The Session Initiation Protocol (SIP) has been a major success story for the deployment of Voice over IP networks and related enhanced services.   Until recently, there has not been much use of SIP in wireless networks, but this is starting to change.  There is a new generation of Mobile Switching Centers (MSCs) which are used to connect mobile users to a next generation wireless infrastructure based on the Internet Protocol (IP).   These MSCs use a variation of the SIP protocol known as SIP-I.   

Let's compare the traditional use of SIP within Voice over IP networks to the use of SIP-I.   Many Voice over IP networks are deployed using a SIP based core, but need to be able to connect to both SIP and traditional circuit-based subscribers.    A common way of connecting between the SIP network and the circuit-switched network is to use a media gateway.  Products such as the Dialogic® IMG 1010  Integrated Media Gateway are designed to efficiently convert between the ISDN User Part (ISUP) messages used in the SS7 network and SIP.   The most common standards used to guide such conversions are RFC 3398 from the Internet Engineering Task Force (IETF) and Q.1912.5 from the International Telecommunications Union.   This approach works well for carriers that offer voice and other value-added services based on the SIP network, but much of the information coming over from the SS7 network is lost during the conversion.   

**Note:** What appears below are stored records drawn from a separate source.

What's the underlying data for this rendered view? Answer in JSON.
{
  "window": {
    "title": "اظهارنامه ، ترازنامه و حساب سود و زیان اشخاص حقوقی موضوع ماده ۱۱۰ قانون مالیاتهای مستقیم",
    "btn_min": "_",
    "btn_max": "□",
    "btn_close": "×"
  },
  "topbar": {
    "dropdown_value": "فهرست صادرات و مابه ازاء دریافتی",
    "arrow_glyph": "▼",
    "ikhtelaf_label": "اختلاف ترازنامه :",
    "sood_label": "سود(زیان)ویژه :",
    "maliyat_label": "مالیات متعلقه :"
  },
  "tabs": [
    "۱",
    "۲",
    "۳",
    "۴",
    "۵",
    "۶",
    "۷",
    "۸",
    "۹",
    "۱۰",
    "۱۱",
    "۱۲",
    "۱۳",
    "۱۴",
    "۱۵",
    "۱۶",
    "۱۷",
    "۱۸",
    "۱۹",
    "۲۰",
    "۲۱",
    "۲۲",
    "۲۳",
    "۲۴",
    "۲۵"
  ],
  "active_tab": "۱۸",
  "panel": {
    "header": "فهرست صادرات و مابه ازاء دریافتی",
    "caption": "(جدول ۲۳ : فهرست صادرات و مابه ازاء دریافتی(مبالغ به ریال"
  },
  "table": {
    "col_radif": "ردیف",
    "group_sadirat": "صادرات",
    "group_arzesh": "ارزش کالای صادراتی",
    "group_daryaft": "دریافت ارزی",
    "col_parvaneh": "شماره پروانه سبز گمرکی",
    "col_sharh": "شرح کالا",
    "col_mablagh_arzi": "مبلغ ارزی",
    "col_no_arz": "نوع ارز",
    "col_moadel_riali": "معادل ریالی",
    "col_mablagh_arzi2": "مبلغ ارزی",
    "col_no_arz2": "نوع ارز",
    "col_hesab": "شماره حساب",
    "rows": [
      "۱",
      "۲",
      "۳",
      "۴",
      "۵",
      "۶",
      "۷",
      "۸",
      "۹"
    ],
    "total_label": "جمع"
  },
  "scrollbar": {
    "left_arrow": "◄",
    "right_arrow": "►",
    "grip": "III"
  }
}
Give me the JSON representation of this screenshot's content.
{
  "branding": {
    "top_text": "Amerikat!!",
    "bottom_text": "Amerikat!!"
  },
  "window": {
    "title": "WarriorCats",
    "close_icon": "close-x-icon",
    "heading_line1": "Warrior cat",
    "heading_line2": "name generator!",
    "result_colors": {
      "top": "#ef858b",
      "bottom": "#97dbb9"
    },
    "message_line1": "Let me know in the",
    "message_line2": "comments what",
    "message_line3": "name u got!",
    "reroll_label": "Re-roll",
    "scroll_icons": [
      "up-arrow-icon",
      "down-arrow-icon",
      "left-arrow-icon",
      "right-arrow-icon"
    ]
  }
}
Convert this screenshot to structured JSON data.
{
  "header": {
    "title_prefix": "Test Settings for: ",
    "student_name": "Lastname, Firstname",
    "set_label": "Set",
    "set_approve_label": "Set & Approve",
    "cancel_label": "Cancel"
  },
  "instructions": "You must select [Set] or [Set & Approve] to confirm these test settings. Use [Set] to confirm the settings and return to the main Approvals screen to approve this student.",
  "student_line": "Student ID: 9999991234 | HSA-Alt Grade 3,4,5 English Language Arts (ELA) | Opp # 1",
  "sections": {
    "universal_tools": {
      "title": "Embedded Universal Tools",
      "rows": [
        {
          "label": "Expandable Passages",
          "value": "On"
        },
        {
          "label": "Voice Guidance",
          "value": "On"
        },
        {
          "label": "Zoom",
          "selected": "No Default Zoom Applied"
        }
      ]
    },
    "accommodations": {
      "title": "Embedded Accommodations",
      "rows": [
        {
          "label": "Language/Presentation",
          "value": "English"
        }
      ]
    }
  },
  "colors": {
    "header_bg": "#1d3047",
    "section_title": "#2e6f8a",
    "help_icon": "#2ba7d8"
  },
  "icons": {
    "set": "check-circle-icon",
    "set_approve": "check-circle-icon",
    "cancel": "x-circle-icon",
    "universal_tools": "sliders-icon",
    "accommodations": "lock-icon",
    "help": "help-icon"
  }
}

Mobile network operators have depended a great deal on aspects of service managed by the SS7 network, so they have quite a bit at stake in finding a way to move to IP in order to gain IP's cost savings and geographic flexibility, without losing the value of their many SS7-based services.   For the MSC vendor and their wireless service provider customers, advantages of moving to IP include:  1) Ready availability of SIP-based components for lots of new revenue generating services, 2) Ability to rely on IP trunks and not require a dedicated set of circuit-switched lines to connect to the mobile core, and 3) Eliminate the need to directly support complex and expensive SS7 stacks onboard the MSC.  Hence, SIP-I.   SIP-I takes the SIP protocol based on RFC 3261 and a cavalcade of other RFCs, then adds to it the ability to transport all of the elements of an SS7 ISUP message within an attachment to the SIP message.

SIP-I had its origins in the IETF, where a specification known as SIP for Telephones (SIP-T) was specified in RFC 3372.  The ITU liked the idea of SIP plus ISUP so much that they came up with their own specification, Q.1912.5, which defines SIP-I and uses the same concept of including a MIME attachment along with the SIP message to carry the ISUP signaling content.   SIP-I has also been strongly endorsed by the Third Generation Partnership Project (3GPP) and is referenced in many of the 3GPP specifications.  

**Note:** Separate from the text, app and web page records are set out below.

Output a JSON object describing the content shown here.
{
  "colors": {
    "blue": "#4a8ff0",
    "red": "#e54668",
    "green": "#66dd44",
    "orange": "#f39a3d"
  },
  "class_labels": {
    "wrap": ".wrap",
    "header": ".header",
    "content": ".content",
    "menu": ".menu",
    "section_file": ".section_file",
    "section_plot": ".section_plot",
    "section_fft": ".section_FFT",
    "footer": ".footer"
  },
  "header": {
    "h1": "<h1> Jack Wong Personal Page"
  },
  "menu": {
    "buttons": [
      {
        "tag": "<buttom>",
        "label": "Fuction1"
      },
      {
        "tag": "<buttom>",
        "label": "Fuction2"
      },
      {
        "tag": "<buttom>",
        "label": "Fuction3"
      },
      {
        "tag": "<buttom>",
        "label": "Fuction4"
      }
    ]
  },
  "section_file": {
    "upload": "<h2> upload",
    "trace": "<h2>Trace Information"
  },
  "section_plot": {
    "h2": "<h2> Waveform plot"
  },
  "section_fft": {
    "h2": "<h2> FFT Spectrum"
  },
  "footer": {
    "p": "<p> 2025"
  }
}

So, that must mean it's now easy to connect between the SIP network elements used in Voice over IP and the SIP-I elements used in portions of the wireless network, right?   Uh, not exactly.   SIP support is much more widespread than SIP-I and most SIP-enabled entities such as media gateways, media servers and application servers do not support SIP-I at all.   A key reason is that effective support of SIP-I requires an ISUP stack or engine that can process incoming ISUP messages and create the needed MIME attachments.  Typically a network appliance like a SIP-to-SS7 gateway comes into play if the carrier wants to convert SS7 ISUP signaling into SIP-I.  But suppose there is no direct ISUP connection at all and you still want to connect between the VoIP and mobile network?    You'll need to find a way to convert SIP into SIP-I.  

New border elements and transcoding gateways-such as Dialogic's IMG 1010-can convert SIP signaling into SIP-I and allow the two network entities to connect.  For example, an IP Centrex system using SIP could connect to mobile users within the same company by communicating with an MSC that supports SIP-I.  The tricky part is: How do you create SIP-I from SIP?    I'll talk about that in my next post.